— About this exercise —
Copy each line of the records below that mentions the word "Press".

[Data records for software interfaces]
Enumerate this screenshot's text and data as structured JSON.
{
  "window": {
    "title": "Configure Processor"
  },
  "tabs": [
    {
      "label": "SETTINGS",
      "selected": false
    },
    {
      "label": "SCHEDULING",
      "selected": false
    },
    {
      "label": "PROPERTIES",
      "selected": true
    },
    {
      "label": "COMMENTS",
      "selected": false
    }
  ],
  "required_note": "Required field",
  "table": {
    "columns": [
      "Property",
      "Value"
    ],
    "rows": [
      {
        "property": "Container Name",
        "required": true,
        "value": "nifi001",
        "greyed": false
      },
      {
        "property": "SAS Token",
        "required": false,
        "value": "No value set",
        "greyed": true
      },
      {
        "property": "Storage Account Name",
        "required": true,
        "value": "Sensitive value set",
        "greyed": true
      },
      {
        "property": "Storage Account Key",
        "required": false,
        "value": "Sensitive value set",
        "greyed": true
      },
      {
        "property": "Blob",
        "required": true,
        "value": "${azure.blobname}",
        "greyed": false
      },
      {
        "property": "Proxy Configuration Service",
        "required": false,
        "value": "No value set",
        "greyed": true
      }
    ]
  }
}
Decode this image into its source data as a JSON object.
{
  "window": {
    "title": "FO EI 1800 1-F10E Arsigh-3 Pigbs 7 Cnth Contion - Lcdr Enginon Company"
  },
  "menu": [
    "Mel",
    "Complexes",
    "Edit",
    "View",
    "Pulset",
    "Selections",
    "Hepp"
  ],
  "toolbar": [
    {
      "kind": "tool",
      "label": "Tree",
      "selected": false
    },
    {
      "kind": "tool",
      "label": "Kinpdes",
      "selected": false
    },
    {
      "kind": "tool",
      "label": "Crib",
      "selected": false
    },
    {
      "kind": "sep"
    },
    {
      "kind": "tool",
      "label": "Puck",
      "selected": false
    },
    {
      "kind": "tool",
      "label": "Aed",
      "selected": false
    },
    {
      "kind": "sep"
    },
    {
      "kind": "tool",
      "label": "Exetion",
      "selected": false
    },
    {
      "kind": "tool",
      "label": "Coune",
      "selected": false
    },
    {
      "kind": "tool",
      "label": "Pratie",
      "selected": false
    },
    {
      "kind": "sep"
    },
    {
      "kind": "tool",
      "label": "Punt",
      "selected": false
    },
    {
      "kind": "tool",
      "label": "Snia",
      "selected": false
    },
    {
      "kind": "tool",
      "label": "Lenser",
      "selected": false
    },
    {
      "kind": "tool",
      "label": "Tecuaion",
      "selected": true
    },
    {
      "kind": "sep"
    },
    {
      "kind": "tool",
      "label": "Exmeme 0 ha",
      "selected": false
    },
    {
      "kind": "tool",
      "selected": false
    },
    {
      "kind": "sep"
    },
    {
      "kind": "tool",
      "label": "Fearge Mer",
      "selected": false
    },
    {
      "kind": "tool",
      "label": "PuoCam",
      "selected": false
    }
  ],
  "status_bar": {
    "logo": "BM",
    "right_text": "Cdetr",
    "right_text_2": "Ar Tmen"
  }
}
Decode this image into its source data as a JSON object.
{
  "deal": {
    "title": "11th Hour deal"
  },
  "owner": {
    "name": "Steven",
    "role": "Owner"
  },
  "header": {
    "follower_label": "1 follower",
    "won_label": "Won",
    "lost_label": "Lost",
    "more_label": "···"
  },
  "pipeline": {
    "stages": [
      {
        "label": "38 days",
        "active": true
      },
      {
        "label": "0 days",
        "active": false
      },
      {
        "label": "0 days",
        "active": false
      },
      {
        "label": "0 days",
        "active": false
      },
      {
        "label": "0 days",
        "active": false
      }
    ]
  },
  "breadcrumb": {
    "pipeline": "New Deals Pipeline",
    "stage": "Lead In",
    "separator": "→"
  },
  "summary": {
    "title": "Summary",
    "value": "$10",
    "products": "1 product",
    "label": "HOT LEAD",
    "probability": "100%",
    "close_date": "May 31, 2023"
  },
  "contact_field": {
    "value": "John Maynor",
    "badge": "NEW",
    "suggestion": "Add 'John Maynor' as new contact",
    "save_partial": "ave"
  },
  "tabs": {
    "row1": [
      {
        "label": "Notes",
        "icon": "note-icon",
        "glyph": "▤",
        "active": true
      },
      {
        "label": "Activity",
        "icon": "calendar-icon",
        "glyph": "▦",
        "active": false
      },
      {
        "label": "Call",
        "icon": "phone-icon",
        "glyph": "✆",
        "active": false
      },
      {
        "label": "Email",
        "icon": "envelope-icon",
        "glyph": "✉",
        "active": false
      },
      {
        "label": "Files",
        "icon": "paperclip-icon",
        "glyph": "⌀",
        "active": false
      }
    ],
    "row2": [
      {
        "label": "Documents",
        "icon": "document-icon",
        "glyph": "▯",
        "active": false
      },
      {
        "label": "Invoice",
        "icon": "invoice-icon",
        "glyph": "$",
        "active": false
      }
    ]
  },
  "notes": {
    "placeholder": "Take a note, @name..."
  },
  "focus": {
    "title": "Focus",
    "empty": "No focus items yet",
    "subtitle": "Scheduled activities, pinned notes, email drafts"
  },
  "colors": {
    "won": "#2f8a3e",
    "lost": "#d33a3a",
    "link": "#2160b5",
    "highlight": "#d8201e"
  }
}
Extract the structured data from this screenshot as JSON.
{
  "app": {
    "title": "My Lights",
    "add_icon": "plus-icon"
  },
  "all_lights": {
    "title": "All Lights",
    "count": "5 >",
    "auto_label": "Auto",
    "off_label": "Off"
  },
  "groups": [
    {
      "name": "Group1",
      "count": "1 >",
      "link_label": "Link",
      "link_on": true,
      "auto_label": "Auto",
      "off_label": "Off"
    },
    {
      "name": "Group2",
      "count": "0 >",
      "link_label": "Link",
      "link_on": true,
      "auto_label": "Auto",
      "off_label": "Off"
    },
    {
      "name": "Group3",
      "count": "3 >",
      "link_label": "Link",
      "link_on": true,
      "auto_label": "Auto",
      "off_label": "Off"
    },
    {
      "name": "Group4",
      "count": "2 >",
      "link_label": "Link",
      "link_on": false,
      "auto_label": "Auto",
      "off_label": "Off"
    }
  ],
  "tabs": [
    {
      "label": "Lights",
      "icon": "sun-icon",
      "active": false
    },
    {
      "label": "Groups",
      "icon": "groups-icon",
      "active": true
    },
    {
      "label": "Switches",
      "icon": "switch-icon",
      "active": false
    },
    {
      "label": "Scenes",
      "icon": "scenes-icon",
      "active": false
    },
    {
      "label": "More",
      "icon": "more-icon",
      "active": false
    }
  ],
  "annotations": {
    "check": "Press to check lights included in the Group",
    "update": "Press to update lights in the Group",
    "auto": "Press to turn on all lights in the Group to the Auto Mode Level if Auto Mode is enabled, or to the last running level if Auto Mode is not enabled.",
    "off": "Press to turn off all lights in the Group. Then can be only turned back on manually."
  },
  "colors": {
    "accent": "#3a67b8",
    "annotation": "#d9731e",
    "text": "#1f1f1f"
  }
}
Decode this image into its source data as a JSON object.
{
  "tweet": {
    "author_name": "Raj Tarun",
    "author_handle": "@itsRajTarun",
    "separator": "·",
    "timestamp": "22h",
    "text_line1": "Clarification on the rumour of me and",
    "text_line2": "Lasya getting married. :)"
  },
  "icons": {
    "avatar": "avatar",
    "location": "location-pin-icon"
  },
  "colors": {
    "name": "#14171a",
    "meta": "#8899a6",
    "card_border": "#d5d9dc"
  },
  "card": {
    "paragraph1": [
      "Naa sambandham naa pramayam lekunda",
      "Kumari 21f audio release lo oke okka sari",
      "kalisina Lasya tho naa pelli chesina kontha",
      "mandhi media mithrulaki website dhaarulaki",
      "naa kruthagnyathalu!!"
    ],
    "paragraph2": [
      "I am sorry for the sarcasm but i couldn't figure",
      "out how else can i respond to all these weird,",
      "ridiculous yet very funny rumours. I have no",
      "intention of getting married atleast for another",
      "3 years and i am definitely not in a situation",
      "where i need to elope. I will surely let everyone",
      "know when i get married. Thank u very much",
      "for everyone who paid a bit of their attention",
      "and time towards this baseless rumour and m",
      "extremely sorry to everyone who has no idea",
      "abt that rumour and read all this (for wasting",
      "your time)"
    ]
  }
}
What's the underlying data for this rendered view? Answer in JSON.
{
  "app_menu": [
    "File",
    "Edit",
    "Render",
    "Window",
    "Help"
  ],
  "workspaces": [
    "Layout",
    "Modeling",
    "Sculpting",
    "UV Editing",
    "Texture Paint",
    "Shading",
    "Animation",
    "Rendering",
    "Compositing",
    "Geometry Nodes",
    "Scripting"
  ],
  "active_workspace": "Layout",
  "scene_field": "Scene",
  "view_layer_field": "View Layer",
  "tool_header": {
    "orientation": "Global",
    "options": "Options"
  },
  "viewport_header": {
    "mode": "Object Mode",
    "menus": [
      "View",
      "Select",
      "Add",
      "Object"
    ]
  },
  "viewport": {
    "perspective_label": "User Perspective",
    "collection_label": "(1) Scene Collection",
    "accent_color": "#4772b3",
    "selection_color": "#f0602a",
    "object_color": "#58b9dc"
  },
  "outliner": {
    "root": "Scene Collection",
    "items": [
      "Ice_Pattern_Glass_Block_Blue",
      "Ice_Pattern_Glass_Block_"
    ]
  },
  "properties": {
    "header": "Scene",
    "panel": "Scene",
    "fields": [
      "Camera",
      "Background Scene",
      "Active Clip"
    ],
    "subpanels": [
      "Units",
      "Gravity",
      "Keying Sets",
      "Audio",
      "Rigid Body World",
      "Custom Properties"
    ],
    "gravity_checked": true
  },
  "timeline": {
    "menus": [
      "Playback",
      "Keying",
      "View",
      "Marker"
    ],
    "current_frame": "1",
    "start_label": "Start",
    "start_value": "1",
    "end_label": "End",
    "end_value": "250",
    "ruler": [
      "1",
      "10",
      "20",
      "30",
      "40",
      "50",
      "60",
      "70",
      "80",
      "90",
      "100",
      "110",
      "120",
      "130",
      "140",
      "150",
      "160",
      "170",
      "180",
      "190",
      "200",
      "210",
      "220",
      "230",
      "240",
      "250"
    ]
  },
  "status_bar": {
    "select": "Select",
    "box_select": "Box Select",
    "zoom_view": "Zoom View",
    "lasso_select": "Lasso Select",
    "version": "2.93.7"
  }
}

— Your solution —
    "check": "Press to check lights included in the Group",
    "update": "Press to update lights in the Group",
    "auto": "Press to turn on all lights in the Group to the Auto Mode Level if Auto Mode is enabled, or to the last running level if Auto Mode is not enabled.",
    "off": "Press to turn off all lights in the Group. Then can be only turned back on manually."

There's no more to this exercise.